BAROQUE

1600 - 1750 C.E.

Southern, Southern + Northern Aristocratic, Northern Bourgeois

CONTENT: What do you see?

FORM: The details (what you see more exactly). How the artist delivers the content.

CONTEXT: Everything NOT observable.

FUNCTION: The intended purpose of the work.

Assignments:

READINGS: 

UNIT SHEET: below

 

SNAPSHOT Sheet:

Baroque Unit Sheet Part 1
Baroque Unit Sheet Part 2
Baroque Unit Sheet Part 3

APAH 250 Images:

Southern Baroque Art

85. Calling of Saint Matthew, Caravaggio 

* Conversion of St. Paul, Death of the Virgin, Entombment, Caravaggio

82. Il Gesù, including Triumph of the Name of Jesus ceiling fresco 

88. San Carlo alle Quattro Fontane, Francesco Borromini 
89. Ecstasy of Saint Teresa, Gian Lorenzo Bernini 

* Blessed Ludovica, Gian Lorenzo Bernini

 

Southern + Northern Aristocratic Baroque

86. Henri IV Receives the Portrait of Marie de'Medici, Peter Paul Rubens 

93. The Palace at Versailles 

                  * Hall of Mirrors

                  * The Gardens of Versailles

Spanish Baroque Art

91. Las Meninas, Diego Velazquez 

* Water Carrier

 

Northern Bourgeois Baroque Art

87. Self-Portrait with Saskia, Rembrandt van Rijn 

* Dr. Tulp’s Anatomy Lesson

* Night Watch

92. Woman Holding a Balance, Johannes Vermeer 

* The Allegory of the Art of Painting, Vermeer

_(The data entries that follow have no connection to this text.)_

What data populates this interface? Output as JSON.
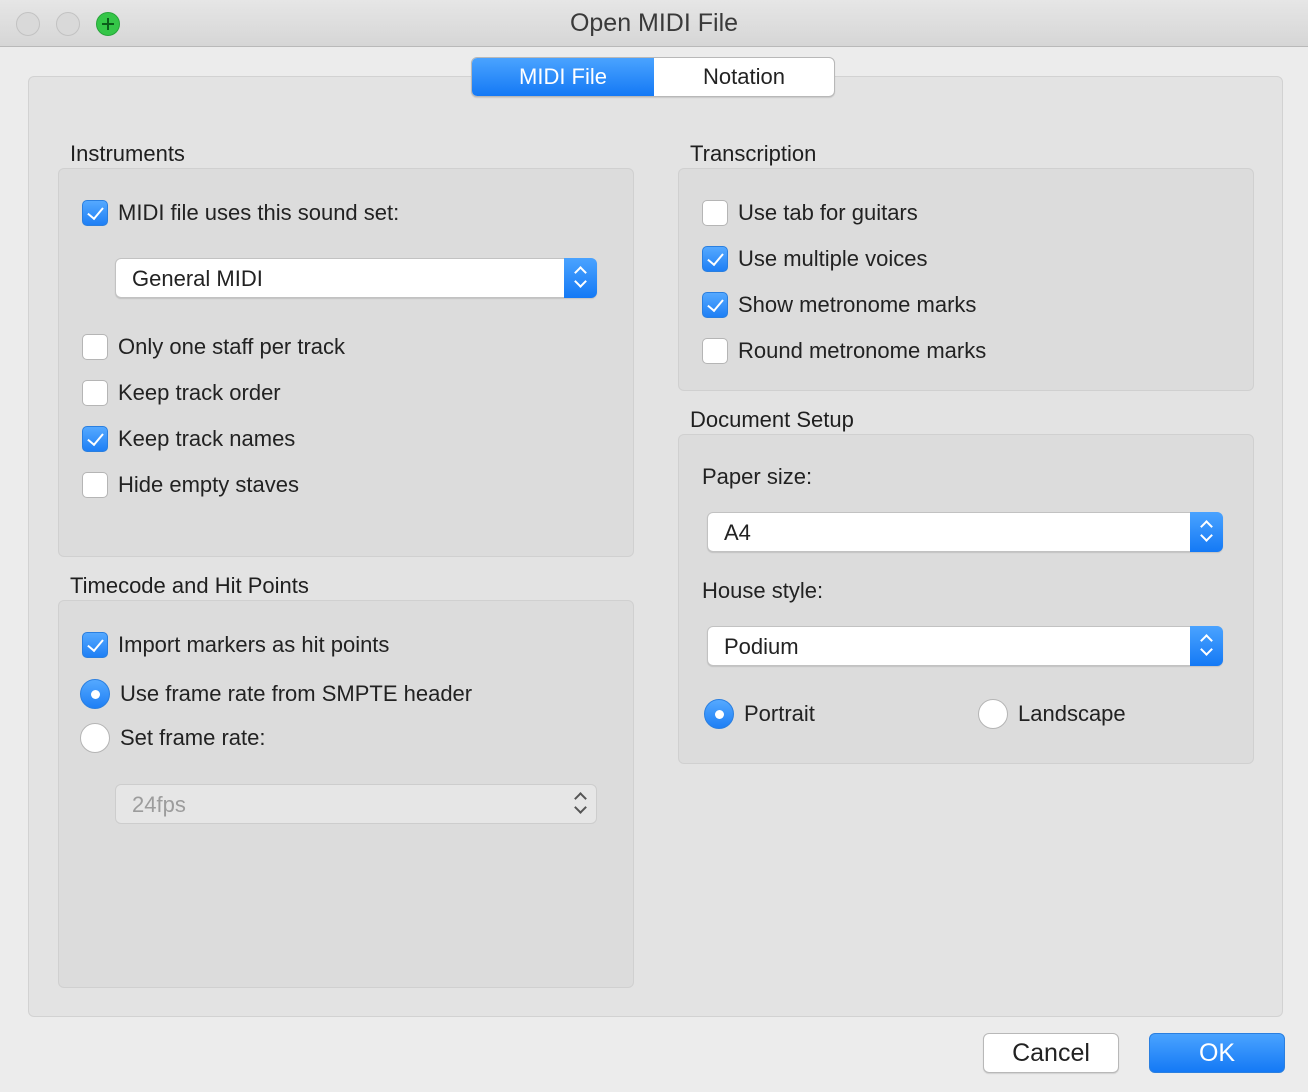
{
  "window": {
    "title": "Open MIDI File"
  },
  "tabs": [
    {
      "label": "MIDI File",
      "active": true
    },
    {
      "label": "Notation",
      "active": false
    }
  ],
  "instruments": {
    "title": "Instruments",
    "sound_set_label": "MIDI file uses this sound set:",
    "sound_set_checked": true,
    "sound_set_value": "General MIDI",
    "options": [
      {
        "label": "Only one staff per track",
        "checked": false
      },
      {
        "label": "Keep track order",
        "checked": false
      },
      {
        "label": "Keep track names",
        "checked": true
      },
      {
        "label": "Hide empty staves",
        "checked": false
      }
    ]
  },
  "timecode": {
    "title": "Timecode and Hit Points",
    "import_markers_label": "Import markers as hit points",
    "import_markers_checked": true,
    "radios": [
      {
        "label": "Use frame rate from SMPTE header",
        "checked": true
      },
      {
        "label": "Set frame rate:",
        "checked": false
      }
    ],
    "frame_rate_value": "24fps",
    "frame_rate_disabled": true
  },
  "transcription": {
    "title": "Transcription",
    "options": [
      {
        "label": "Use tab for guitars",
        "checked": false
      },
      {
        "label": "Use multiple voices",
        "checked": true
      },
      {
        "label": "Show metronome marks",
        "checked": true
      },
      {
        "label": "Round metronome marks",
        "checked": false
      }
    ]
  },
  "document_setup": {
    "title": "Document Setup",
    "paper_size_label": "Paper size:",
    "paper_size_value": "A4",
    "house_style_label": "House style:",
    "house_style_value": "Podium",
    "orientation": [
      {
        "label": "Portrait",
        "checked": true
      },
      {
        "label": "Landscape",
        "checked": false
      }
    ]
  },
  "buttons": {
    "cancel": "Cancel",
    "ok": "OK"
  },
  "colors": {
    "accent": "#1e7ff5",
    "background": "#ececec",
    "group": "#dcdcdc"
  }
}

96. Fruit and Insects, Rachel Ruysch 

Key Ideas

  • Art during the Baroque period is influenced by the Counter-Reformation, symbolized the Catholic resurgence (after the Protestant Reformation). 
  • Baroque art flourished in Holland and became of the voice to counter Catholic art.
  • Baroque can be separated in 2 schools: classicists (influenced by Raphael) and naturalists (inspired by Titian).
  • Baroque architecture is associated with the grand and majestic royal courts.
     

The Many Faces of Baroque Art:

Blessed Ludovica, Gian Lorenzo Bernini
SOUTHERN BAROQUE (Italy & Spain):
  • Conforms to the Counter Reformation Agenda (inviting, inspiring, enticing, exciting)
  • Caravaggio= Tenebrism - dramatic use of light and shadow (figures emerging from a dark background = heightened tension and emotion)
  • Breaks away from the refined, Classical, mathematical, and careful,observation of the High Renaissance in favor of heightened emotion and movement, similar to that of theHellenistic Period of Greece
  •  
NORTHERN BAROQUE (France, Flanders & Dutch Republic):
  • For fear of creating idolatrous images Northern patrons prefer more secular subjects: group portraits, still lives, genre, landscapes, moralizing allegories, etc. 
  • more thoughtful and reflective than dramatic
  • interested in the particular identities or Psychology of Light that surrounds a person and illuminates their soul
  • Rembrandt- stringy, painterly application of paint
- Appropriated from Karissa Ferrell

ACKNOWLEDGEMENTS:

A very special thank you to Dr. Robert Coad for his infinite wisdom, amazing workshops, gift of materials and time, and years of support.

Another special thank you to Ms. Marsha Russell for her devotion to teaching and generosity in sharing her materials and knowledge with all of us.

Thank you to Valerie Park for her inspirational AP Art History web site that guided the creation of this site.

And finally, if you choose to use any of the images or information from this site, I ask that you kindly give me credit.  Thank you for visiting!

82_-_Il_Gesù,_including_Triumph_of_the_Name_of_Jesus_ceiling_fresco